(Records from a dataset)
· · ·

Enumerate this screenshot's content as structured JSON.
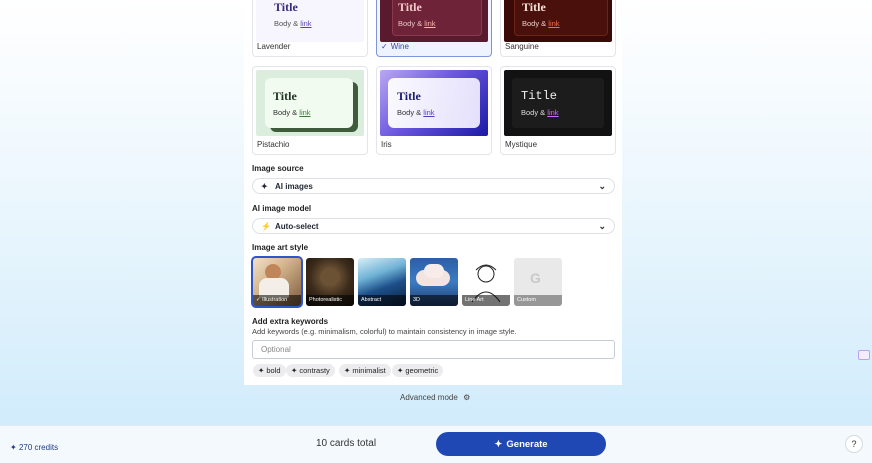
{
  "themes": [
    {
      "name": "Lavender",
      "title": "Title",
      "body": "Body &",
      "link": "link"
    },
    {
      "name": "Wine",
      "title": "Title",
      "body": "Body &",
      "link": "link",
      "selected": true
    },
    {
      "name": "Sanguine",
      "title": "Title",
      "body": "Body &",
      "link": "link"
    },
    {
      "name": "Pistachio",
      "title": "Title",
      "body": "Body &",
      "link": "link"
    },
    {
      "name": "Iris",
      "title": "Title",
      "body": "Body &",
      "link": "link"
    },
    {
      "name": "Mystique",
      "title": "Title",
      "body": "Body &",
      "link": "link"
    }
  ],
  "check_glyph": "✓",
  "image_source": {
    "label": "Image source",
    "value": "AI images"
  },
  "ai_model": {
    "label": "AI image model",
    "value": "Auto-select"
  },
  "art_style": {
    "label": "Image art style",
    "options": [
      "Illustration",
      "Photorealistic",
      "Abstract",
      "3D",
      "Line Art",
      "Custom"
    ],
    "selected_index": 0
  },
  "keywords": {
    "label": "Add extra keywords",
    "hint": "Add keywords (e.g. minimalism, colorful) to maintain consistency in image style.",
    "placeholder": "Optional",
    "chips": [
      "bold",
      "contrasty",
      "minimalist",
      "geometric"
    ]
  },
  "advanced_mode": "Advanced mode",
  "footer": {
    "credits": "270 credits",
    "cards_total": "10 cards total",
    "generate": "Generate",
    "help": "?"
  },
  "colors": {
    "accent": "#1f48b5",
    "selected_border": "#7d96d8"
  }
}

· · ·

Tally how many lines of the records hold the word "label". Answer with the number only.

4